Homoeopathy - Cantharis taken orally every three to four hours for up to two days is recommended for relieving pain and helping to heal blisters.

Personal Care

Apply cold compresses or calamine lotion to ease itchiness, take a pain killer, and have a cool bath or shower for overall relief. Drink plenty of water, avoiding alcohol.
When your skin peels or the blisters break, gently remove the dried skin and apply an antiseptic ointment or cream to the skin beneath. If you feel feverish or nauseated, drink lots of fluids and see a doctor immediately.


The best way to prevent sunburn is to limit your exposure to direct sunlight, especially between 10:00 a.m. and 3:00 p.m. Take a look at your shadow: If it's shorter than your height, stay under cover.

Don't forget to 'Slip Slop, Slap'.

Just a few sunsense tips for the whole family...

  • Get into the habit of using a sunscreen everyday.
  • Always apply your sunscreen at least 15 minutes before going outside this will allow time for the sunscreen to dry on your skin and form an effective barrier.
  • Keep out of the sun between 10am and 3pm.
  • Re-apply sunscreen after swimming or exercise
  • Wear a hat
  • UV protective swim wear and shirts to be worn by children fro extra protection.

By practising these sunsense tips you should prevent excessive sun damage to you and your family's skin

When to seek further professional advice

  • your sunburn blisters and is accompanied by chills, fever, or nausea. Severe sunburn requires professional care to limit the risk of infection and to prevent dehydration.
  • your eyes are extremely painful and feel gritty.

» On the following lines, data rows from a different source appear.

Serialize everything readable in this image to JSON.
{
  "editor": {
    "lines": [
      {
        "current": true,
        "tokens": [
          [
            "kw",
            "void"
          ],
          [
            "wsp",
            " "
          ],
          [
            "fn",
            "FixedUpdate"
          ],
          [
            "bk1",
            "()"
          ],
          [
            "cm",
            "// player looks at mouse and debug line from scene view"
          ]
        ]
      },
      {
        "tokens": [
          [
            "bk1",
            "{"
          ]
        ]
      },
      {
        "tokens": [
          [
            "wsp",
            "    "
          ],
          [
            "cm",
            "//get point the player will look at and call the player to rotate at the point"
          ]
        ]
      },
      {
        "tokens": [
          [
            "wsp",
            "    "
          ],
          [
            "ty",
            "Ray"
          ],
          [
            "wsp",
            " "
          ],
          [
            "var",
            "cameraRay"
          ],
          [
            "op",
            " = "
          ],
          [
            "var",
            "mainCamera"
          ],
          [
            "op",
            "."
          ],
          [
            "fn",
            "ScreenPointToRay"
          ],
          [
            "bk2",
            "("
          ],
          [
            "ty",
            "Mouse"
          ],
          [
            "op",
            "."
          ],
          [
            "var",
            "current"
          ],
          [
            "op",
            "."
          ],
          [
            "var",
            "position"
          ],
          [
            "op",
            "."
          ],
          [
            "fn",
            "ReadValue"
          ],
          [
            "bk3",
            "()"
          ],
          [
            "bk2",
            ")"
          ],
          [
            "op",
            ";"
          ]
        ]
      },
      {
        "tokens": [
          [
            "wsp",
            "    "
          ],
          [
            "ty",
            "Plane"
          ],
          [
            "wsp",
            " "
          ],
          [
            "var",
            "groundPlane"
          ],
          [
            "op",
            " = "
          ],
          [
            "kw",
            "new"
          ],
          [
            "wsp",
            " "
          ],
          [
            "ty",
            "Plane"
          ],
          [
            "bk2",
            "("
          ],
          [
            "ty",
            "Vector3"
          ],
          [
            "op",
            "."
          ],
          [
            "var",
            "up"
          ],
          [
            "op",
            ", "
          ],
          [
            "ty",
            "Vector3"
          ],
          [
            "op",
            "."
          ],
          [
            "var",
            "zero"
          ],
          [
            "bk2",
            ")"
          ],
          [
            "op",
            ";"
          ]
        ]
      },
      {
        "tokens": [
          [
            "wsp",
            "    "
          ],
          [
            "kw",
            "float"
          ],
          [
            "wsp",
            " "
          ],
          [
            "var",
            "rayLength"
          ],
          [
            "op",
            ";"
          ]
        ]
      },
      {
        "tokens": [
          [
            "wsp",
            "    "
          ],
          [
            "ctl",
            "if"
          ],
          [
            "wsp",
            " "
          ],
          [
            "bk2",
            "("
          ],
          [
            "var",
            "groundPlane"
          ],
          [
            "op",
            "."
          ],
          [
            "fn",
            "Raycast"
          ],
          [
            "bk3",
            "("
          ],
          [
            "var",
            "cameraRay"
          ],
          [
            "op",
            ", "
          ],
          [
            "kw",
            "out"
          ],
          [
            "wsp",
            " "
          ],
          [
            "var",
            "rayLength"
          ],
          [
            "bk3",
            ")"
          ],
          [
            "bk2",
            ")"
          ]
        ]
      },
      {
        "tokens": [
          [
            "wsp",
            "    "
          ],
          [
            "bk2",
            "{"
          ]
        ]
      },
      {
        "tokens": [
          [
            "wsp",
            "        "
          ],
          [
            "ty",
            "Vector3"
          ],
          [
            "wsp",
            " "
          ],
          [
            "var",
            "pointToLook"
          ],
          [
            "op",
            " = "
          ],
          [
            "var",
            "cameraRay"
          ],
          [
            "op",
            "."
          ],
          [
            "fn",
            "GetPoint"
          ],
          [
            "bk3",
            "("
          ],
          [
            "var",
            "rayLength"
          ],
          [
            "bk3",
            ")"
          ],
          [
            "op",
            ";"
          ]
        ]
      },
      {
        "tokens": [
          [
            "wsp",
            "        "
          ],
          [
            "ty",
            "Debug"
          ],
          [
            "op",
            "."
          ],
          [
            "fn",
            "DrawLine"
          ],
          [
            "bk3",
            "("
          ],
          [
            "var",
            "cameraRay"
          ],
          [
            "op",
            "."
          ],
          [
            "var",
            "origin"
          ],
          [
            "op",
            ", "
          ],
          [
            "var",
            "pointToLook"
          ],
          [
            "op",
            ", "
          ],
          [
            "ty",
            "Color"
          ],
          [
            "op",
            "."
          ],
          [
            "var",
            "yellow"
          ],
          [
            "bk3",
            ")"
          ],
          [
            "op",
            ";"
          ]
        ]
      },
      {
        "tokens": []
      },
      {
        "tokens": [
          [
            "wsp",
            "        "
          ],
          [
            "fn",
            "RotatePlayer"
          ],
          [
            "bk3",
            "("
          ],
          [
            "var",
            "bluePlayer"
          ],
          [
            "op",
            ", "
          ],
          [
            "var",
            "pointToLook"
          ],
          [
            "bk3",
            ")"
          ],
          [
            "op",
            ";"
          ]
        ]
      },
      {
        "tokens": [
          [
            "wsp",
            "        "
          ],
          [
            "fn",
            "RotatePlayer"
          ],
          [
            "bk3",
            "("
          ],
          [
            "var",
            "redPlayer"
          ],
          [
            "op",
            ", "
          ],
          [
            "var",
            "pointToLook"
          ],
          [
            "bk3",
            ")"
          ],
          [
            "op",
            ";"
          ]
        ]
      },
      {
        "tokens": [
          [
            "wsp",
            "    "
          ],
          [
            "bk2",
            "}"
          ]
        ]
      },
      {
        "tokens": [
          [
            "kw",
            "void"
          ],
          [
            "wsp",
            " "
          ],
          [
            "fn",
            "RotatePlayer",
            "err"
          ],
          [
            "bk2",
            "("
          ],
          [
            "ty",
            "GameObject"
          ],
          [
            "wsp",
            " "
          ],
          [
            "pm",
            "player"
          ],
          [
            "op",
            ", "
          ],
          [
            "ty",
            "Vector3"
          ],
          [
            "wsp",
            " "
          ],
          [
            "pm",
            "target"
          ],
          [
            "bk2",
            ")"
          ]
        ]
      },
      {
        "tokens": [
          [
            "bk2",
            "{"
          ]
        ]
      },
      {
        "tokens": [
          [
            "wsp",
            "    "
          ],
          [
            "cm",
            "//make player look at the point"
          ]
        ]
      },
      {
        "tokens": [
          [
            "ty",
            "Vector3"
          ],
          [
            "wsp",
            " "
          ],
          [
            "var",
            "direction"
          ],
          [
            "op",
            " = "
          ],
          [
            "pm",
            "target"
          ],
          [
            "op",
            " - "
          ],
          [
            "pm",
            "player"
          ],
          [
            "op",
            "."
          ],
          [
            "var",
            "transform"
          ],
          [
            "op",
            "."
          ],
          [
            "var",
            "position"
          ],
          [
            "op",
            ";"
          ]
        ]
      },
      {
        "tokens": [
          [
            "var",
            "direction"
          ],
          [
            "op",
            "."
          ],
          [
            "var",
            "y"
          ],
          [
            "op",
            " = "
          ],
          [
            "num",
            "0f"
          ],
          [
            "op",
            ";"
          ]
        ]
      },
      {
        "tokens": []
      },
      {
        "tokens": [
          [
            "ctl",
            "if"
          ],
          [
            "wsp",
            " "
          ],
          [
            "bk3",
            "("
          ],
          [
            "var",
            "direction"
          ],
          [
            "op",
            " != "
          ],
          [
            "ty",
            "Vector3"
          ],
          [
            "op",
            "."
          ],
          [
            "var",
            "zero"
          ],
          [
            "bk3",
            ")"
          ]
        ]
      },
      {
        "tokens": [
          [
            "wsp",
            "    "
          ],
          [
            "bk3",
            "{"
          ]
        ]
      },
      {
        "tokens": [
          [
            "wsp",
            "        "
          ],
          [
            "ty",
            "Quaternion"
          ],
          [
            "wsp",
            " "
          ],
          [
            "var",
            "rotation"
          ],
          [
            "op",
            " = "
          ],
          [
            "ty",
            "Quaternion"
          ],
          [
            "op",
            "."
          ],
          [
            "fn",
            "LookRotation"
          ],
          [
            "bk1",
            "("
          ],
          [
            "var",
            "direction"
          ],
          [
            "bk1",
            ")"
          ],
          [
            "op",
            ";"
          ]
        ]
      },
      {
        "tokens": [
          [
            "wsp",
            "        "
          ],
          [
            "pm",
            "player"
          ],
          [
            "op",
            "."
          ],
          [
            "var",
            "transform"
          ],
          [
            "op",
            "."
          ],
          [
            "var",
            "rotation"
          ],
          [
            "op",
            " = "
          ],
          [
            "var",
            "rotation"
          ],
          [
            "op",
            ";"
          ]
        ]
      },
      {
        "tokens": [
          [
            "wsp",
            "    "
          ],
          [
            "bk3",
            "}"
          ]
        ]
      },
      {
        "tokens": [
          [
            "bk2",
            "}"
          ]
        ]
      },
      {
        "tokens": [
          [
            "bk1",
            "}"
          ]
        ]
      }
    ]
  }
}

You should have your eyes examined by an ophthalmologist to determine whether the corneas are damaged.

Bookmark SiteTell A FriendPrintContact UsHomeFacebookTwitter